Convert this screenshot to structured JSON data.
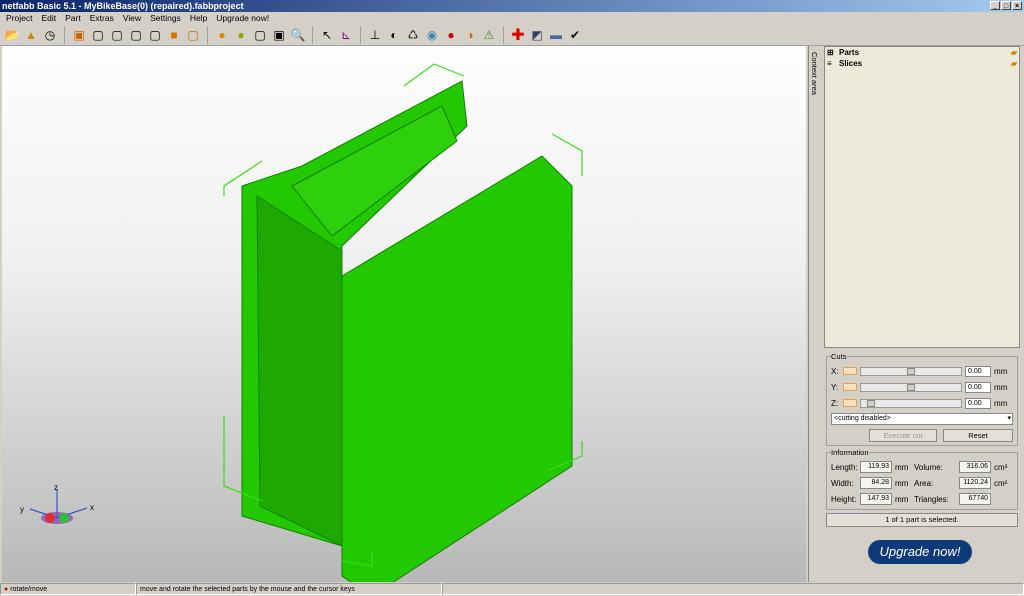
{
  "title": "netfabb Basic 5.1 - MyBikeBase(0) (repaired).fabbproject",
  "menu": [
    "Project",
    "Edit",
    "Part",
    "Extras",
    "View",
    "Settings",
    "Help",
    "Upgrade now!"
  ],
  "context_tab": "Context area",
  "tree": {
    "parts": "Parts",
    "slices": "Slices"
  },
  "cuts": {
    "legend": "Cuts",
    "x_label": "X:",
    "y_label": "Y:",
    "z_label": "Z:",
    "x": "0.00",
    "y": "0.00",
    "z": "0.00",
    "unit": "mm",
    "mode": "<cutting disabled>",
    "execute": "Execute cut",
    "reset": "Reset"
  },
  "info": {
    "legend": "Information",
    "length_label": "Length:",
    "length": "119.93",
    "width_label": "Width:",
    "width": "84.28",
    "height_label": "Height:",
    "height": "147.93",
    "mm": "mm",
    "volume_label": "Volume:",
    "volume": "316.06",
    "volume_unit": "cm³",
    "area_label": "Area:",
    "area": "1120.24",
    "area_unit": "cm²",
    "triangles_label": "Triangles:",
    "triangles": "67740"
  },
  "selection": "1 of 1 part is selected.",
  "upgrade": "Upgrade now!",
  "axes": {
    "x": "x",
    "y": "y",
    "z": "z"
  },
  "status": {
    "mode": "rotate/move",
    "hint": "move and rotate the selected parts by the mouse and the cursor keys"
  }
}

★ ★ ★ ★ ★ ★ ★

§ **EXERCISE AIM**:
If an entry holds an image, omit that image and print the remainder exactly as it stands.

§ **RESPONSE BOX**:
Convert this screenshot to structured JSON data.
{
  "title": "netfabb Basic 5.1 - MyBikeBase(0) (repaired).fabbproject",
  "menu": [
    "Project",
    "Edit",
    "Part",
    "Extras",
    "View",
    "Settings",
    "Help",
    "Upgrade now!"
  ],
  "context_tab": "Context area",
  "tree": {
    "parts": "Parts",
    "slices": "Slices"
  },
  "cuts": {
    "legend": "Cuts",
    "x_label": "X:",
    "y_label": "Y:",
    "z_label": "Z:",
    "x": "0.00",
    "y": "0.00",
    "z": "0.00",
    "unit": "mm",
    "mode": "<cutting disabled>",
    "execute": "Execute cut",
    "reset": "Reset"
  },
  "info": {
    "legend": "Information",
    "length_label": "Length:",
    "length": "119.93",
    "width_label": "Width:",
    "width": "84.28",
    "height_label": "Height:",
    "height": "147.93",
    "mm": "mm",
    "volume_label": "Volume:",
    "volume": "316.06",
    "volume_unit": "cm³",
    "area_label": "Area:",
    "area": "1120.24",
    "area_unit": "cm²",
    "triangles_label": "Triangles:",
    "triangles": "67740"
  },
  "selection": "1 of 1 part is selected.",
  "upgrade": "Upgrade now!",
  "axes": {
    "x": "x",
    "y": "y",
    "z": "z"
  },
  "status": {
    "mode": "rotate/move",
    "hint": "move and rotate the selected parts by the mouse and the cursor keys"
  }
}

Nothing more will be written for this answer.